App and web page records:
====

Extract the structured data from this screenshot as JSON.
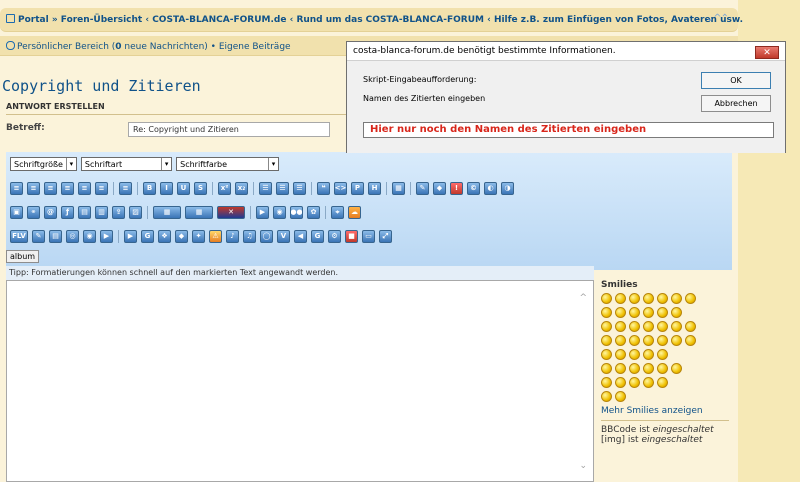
{
  "breadcrumb": {
    "items": [
      "Portal",
      "Foren-Übersicht",
      "COSTA-BLANCA-FORUM.de",
      "Rund um das COSTA-BLANCA-FORUM",
      "Hilfe z.B. zum Einfügen von Fotos, Avateren usw."
    ],
    "sep1": " » ",
    "sep": " ‹ "
  },
  "subnav": {
    "personal_prefix": "Persönlicher Bereich (",
    "new_count": "0",
    "personal_suffix": " neue Nachrichten)",
    "dot": " • ",
    "own_posts": "Eigene Beiträge"
  },
  "page": {
    "title": "Copyright und Zitieren",
    "subheading": "ANTWORT ERSTELLEN",
    "subject_label": "Betreff:",
    "subject_value": "Re: Copyright und Zitieren"
  },
  "editor": {
    "select_size": "Schriftgröße",
    "select_font": "Schriftart",
    "select_color": "Schriftfarbe",
    "album_label": "album",
    "tip": "Tipp: Formatierungen können schnell auf den markierten Text angewandt werden."
  },
  "smilies": {
    "heading": "Smilies",
    "more": "Mehr Smilies anzeigen",
    "bbcode_prefix": "BBCode ist ",
    "bbcode_state": "eingeschaltet",
    "img_prefix": "[img] ist ",
    "img_state": "eingeschaltet"
  },
  "dialog": {
    "title": "costa-blanca-forum.de benötigt bestimmte Informationen.",
    "close": "✕",
    "prompt": "Skript-Eingabeaufforderung:",
    "message": "Namen des Zitierten eingeben",
    "ok": "OK",
    "cancel": "Abbrechen",
    "input_value": "Hier nur noch den Namen des Zitierten eingeben"
  }
}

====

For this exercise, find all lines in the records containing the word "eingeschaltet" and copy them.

    "bbcode_state": "eingeschaltet",
    "img_state": "eingeschaltet"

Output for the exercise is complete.